Belfast’s old rain-drenched streets are renewed.
They glisten in the sunshine.

Strangers smile involuntarily.
We are happier, sappier, chattier
in the sun.

The occasional hothead,
trapped in a car with no air con,
tries to ruin it all with road rage.
The anger is short lived.
Summer wins.

We are invincible
in this, the most sanguine of seasons.

Women with Extraordinary Stories

ocob2013_bookcover_finalI’ve been spending a little time dabbling with fiction recently, though none of it is polished enough to be published here just yet.  Tonight, I’m hoping to draw some inspiration from other writers at a special ‘Women with Extraordinary Stories’ event.

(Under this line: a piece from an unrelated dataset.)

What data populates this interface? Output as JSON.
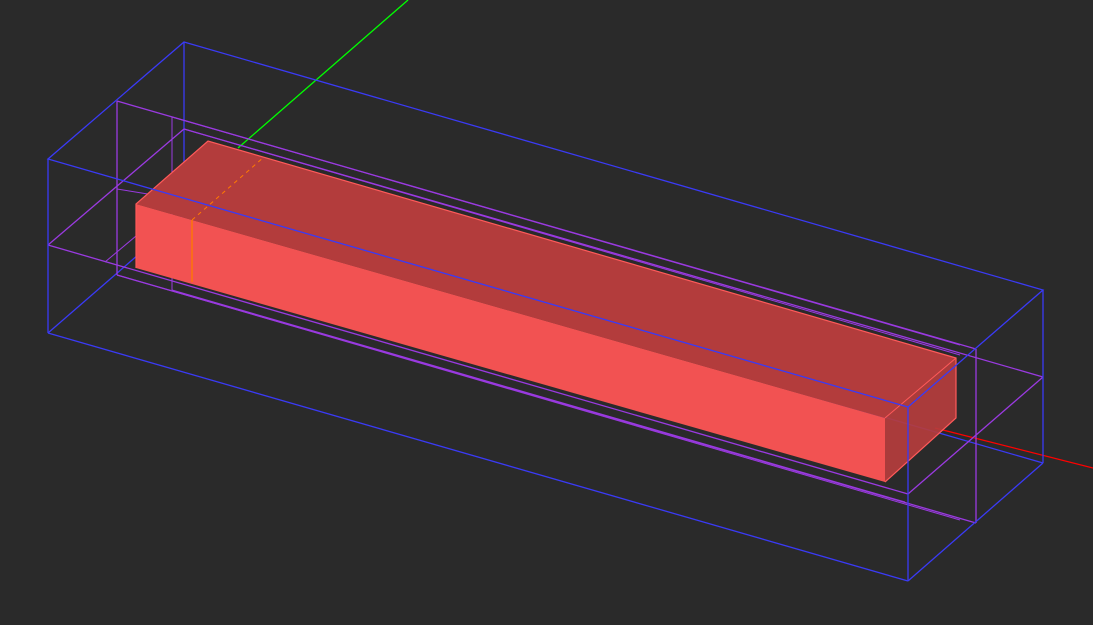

The event is being hosted by the Arts Council of Northern Ireland as part of this month’s One City, One Book initiative. Throughout May, events have been held across Belfast to celebrate the latest novel by local author, Lucy Caldwell All the Beggars Riding. The initiative is essentially a community reading programme, which has, over the last month, encouraged everyone to read and discuss Lucy’s latest novel.

I’ll hold my hands up at this point and admit that I haven’t read the book, but I do intend to. Regrettably, I’ve also missed a lot of the One City, One Book events this month but I’m glad to be getting along to this one.

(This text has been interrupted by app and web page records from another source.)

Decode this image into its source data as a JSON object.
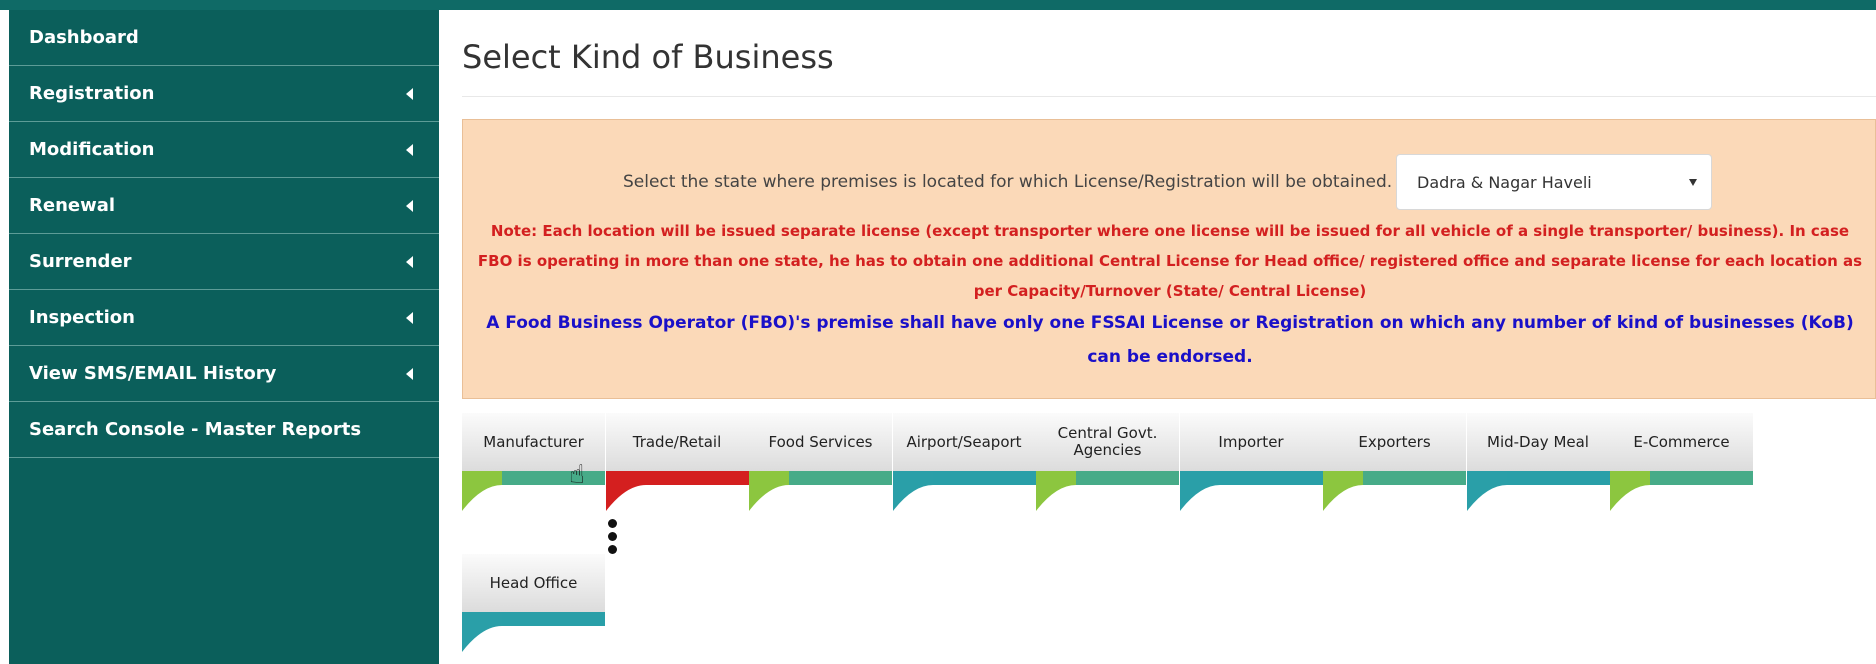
{
  "sidebar": {
    "items": [
      {
        "label": "Dashboard",
        "has_submenu": false
      },
      {
        "label": "Registration",
        "has_submenu": true
      },
      {
        "label": "Modification",
        "has_submenu": true
      },
      {
        "label": "Renewal",
        "has_submenu": true
      },
      {
        "label": "Surrender",
        "has_submenu": true
      },
      {
        "label": "Inspection",
        "has_submenu": true
      },
      {
        "label": "View SMS/EMAIL History",
        "has_submenu": true
      },
      {
        "label": "Search Console - Master Reports",
        "has_submenu": false
      }
    ]
  },
  "main": {
    "title": "Select Kind of Business",
    "state_prompt": "Select the state where premises is located for which License/Registration will be obtained.",
    "state_selected": "Dadra & Nagar Haveli",
    "note": "Note: Each location will be issued separate license (except transporter where one license will be issued for all vehicle of a single transporter/ business). In case FBO is operating in more than one state, he has to obtain one additional Central License for Head office/ registered office and separate license for each location as per Capacity/Turnover (State/ Central License)",
    "fbo_notice": "A Food Business Operator (FBO)'s premise shall have only one FSSAI License or Registration on which any number of kind of businesses (KoB) can be endorsed."
  },
  "tabs": [
    {
      "label": "Manufacturer",
      "band": "green"
    },
    {
      "label": "Trade/Retail",
      "band": "red"
    },
    {
      "label": "Food Services",
      "band": "green"
    },
    {
      "label": "Airport/Seaport",
      "band": "blue"
    },
    {
      "label": "Central Govt. Agencies",
      "band": "green"
    },
    {
      "label": "Importer",
      "band": "blue"
    },
    {
      "label": "Exporters",
      "band": "green"
    },
    {
      "label": "Mid-Day Meal",
      "band": "blue"
    },
    {
      "label": "E-Commerce",
      "band": "green"
    },
    {
      "label": "Head Office",
      "band": "blue"
    }
  ],
  "colors": {
    "sidebar": "#0b5f5b",
    "notice_bg": "#fbd9b8",
    "note_text": "#d32020",
    "fbo_text": "#1a10c8",
    "band_green": "#8cc63f",
    "band_blue": "#2a9fa8",
    "band_red": "#d41f1f"
  }
}
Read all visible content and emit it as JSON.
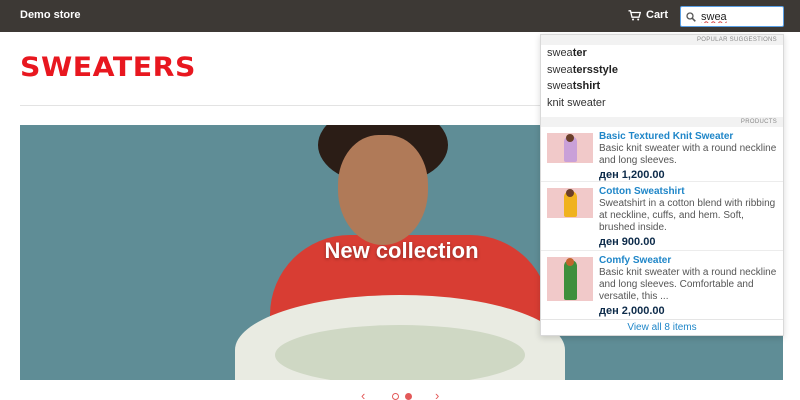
{
  "header": {
    "brand": "Demo store",
    "cart_label": "Cart",
    "search_value": "swea"
  },
  "page": {
    "title": "SWEATERS"
  },
  "hero": {
    "title": "New collection",
    "carousel_pages": 2,
    "active_page": 2
  },
  "suggestions": {
    "heading": "POPULAR SUGGESTIONS",
    "items": [
      {
        "match": "swea",
        "rest": "ter"
      },
      {
        "match": "swea",
        "rest": "tersstyle"
      },
      {
        "match": "swea",
        "rest": "tshirt"
      },
      {
        "match": "knit sweater",
        "rest": ""
      }
    ]
  },
  "products": {
    "heading": "PRODUCTS",
    "items": [
      {
        "name": "Basic Textured Knit Sweater",
        "description": "Basic knit sweater with a round neckline and long sleeves.",
        "price": "ден 1,200.00",
        "thumb_color": "#f1c9c9",
        "figure_color": "#c9a0d8"
      },
      {
        "name": "Cotton Sweatshirt",
        "description": "Sweatshirt in a cotton blend with ribbing at neckline, cuffs, and hem. Soft, brushed inside.",
        "price": "ден 900.00",
        "thumb_color": "#f1c9c9",
        "figure_color": "#f0b21e"
      },
      {
        "name": "Comfy Sweater",
        "description": "Basic knit sweater with a round neckline and long sleeves. Comfortable and versatile, this ...",
        "price": "ден 2,000.00",
        "thumb_color": "#f1c9c9",
        "figure_color": "#3e8f3c"
      }
    ],
    "view_all": "View all 8 items"
  },
  "colors": {
    "topbar": "#3d3935",
    "title_red": "#e8171f",
    "link_blue": "#1f86c8",
    "carousel_accent": "#e35959"
  }
}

Tonight’s event will feature the stories of two incredible women:

Journalist Letitia Fitzpatrick will join Lucy Caldwell to discuss her experience of living with loss, following the death of her husband from cancer.

Melanie Grimsley, who survived a horrific car fire as a child and endured hundreds of operations, will tell her story to journalist, Ivan Little. The Fermanagh mum of two is now training to be a lawyer and recently published her autobiography.

I have the greatest admiration for these women and hope that hearing their stories tonight will give me a renewed enthusiasm to get back to my own writing.  For anyone that’s interested in coming along, the event takes place tonight (Monday 27th May) at the Arts Council of Northern Ireland, Malone Road, Belfast at 6pm. The event is free to attend.